for the dog people
You don't often see dogs immortalized in marble this way.
Interestingly enough, this isn't the original. It's a Roman copy of a Greek original. It sits next to a sculpture of a little girl playing with some knucklebones in the "Hellenistic Sculpture" room at the Pergamon Museum, where if you believe the signs, everything is on the verge of falling apart. A protective net protects visitors from falling chunks of the Milet Tower Gate (when it was reconstructed in the museum at the turn of the last century, they used steel rods to hold it together--and it's pulling itself apart somehow). The polychromatic glazes on some Assyrian tiles are separating from their substrate. Und zu weiter. The English translations of the German text, where they exist, are clunky; drily informative, but awkward in the mouth and ear.
I stopped reading them after a while. It was making me too crazy. Easier to just drift through, imagining myself approaching the magnificent blue and gold Ishtar Gate with its lions, bulls, and dragons at sunset at the head of a caravenserai laden with trade goods. Or as an artist placing the last tile in the trompe l'oeil mosaic floor of a Roman senator, complete with elaborate foliage and a "label" peeling up at one corner.
The maultaschen at the cafe, essentially pork ravioli with a spinach cream sauce, wasn't too shabby either. And the trinkshokolade and milchkaffee come in huge bowls. I am going to be massive by the time I get home.
On a completely unrelated note: saw Revenge of the Sith last night. Yes, I'm in Berlin, I could have been doing something Berlinier. For reasons I will explain another time, I needed to see the movie in another country than my own.
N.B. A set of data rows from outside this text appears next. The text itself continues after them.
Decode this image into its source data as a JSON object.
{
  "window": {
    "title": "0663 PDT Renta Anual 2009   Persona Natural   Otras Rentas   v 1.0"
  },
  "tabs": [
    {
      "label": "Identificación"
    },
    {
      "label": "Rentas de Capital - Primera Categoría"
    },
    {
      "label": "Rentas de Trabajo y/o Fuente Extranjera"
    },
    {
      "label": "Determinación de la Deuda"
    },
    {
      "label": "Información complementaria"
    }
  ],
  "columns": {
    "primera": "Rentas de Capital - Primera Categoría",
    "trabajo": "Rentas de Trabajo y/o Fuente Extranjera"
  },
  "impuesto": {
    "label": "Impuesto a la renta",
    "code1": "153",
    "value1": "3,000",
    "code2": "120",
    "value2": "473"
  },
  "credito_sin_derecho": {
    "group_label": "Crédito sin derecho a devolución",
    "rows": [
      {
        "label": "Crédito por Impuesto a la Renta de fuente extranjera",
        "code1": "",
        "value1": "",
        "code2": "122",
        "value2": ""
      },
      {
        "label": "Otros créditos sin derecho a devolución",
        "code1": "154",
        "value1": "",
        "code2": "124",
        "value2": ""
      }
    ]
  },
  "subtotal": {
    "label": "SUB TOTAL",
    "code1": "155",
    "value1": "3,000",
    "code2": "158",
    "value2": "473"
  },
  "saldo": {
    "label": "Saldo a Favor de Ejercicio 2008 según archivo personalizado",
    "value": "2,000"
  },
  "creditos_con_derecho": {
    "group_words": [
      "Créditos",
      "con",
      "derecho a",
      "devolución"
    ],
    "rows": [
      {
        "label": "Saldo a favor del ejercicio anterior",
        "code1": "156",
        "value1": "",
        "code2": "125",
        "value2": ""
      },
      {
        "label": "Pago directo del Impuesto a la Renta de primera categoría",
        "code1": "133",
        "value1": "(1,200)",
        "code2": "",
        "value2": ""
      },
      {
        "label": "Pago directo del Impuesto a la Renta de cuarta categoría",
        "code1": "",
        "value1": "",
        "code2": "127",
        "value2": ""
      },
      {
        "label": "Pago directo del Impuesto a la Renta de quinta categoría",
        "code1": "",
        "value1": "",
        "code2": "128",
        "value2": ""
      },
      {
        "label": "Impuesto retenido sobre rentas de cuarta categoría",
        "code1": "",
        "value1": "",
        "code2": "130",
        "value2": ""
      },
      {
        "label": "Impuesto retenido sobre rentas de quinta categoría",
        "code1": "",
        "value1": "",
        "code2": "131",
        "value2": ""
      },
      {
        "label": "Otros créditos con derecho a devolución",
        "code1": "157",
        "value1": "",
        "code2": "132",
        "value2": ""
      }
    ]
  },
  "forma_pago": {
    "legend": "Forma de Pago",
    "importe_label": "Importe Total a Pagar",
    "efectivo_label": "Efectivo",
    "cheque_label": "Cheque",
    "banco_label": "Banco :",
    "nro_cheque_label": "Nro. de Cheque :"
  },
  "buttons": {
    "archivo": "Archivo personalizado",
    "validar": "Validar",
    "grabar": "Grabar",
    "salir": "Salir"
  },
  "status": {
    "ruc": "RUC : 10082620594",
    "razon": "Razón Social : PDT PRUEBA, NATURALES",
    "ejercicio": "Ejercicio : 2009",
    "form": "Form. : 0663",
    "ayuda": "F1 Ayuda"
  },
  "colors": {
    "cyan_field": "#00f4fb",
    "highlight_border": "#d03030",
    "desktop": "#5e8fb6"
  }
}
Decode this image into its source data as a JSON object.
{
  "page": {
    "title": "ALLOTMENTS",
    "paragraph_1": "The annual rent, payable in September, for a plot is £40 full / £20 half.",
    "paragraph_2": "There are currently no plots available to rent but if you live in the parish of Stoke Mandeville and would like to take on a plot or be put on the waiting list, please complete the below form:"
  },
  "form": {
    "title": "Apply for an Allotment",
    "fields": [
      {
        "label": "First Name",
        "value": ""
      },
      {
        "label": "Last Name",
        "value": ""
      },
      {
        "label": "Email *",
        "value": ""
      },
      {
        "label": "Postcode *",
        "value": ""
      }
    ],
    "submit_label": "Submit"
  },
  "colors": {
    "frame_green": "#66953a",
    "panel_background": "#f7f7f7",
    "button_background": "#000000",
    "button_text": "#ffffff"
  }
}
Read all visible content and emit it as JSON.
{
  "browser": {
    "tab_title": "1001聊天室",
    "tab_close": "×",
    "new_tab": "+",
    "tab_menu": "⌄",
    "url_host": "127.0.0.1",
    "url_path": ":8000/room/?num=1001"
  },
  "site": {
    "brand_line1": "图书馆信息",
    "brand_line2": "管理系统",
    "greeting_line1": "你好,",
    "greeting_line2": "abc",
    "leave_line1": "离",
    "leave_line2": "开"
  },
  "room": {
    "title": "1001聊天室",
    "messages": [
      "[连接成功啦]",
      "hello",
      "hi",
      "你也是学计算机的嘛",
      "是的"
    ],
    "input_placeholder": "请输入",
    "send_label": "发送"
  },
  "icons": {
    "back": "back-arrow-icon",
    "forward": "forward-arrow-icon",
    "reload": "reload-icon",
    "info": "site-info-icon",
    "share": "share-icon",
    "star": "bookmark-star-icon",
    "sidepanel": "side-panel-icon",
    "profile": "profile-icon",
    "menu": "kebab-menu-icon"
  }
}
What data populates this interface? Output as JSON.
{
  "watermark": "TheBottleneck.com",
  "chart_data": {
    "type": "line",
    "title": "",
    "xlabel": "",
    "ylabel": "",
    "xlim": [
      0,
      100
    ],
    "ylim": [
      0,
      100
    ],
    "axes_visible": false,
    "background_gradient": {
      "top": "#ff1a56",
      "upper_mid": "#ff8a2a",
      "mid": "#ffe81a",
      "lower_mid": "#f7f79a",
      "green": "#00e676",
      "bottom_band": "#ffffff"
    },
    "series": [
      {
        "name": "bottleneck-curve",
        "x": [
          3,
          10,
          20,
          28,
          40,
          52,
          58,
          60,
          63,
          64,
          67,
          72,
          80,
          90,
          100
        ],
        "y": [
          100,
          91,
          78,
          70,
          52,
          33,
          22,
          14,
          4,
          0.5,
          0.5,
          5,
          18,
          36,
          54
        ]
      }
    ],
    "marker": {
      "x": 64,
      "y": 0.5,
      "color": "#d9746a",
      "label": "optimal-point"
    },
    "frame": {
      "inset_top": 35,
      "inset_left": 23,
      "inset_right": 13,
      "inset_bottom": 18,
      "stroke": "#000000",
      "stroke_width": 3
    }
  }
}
And I will just say this: did George run out of money when it was time to do the "prophetic dream" sequences? Shabbiest things I think I've ever seen.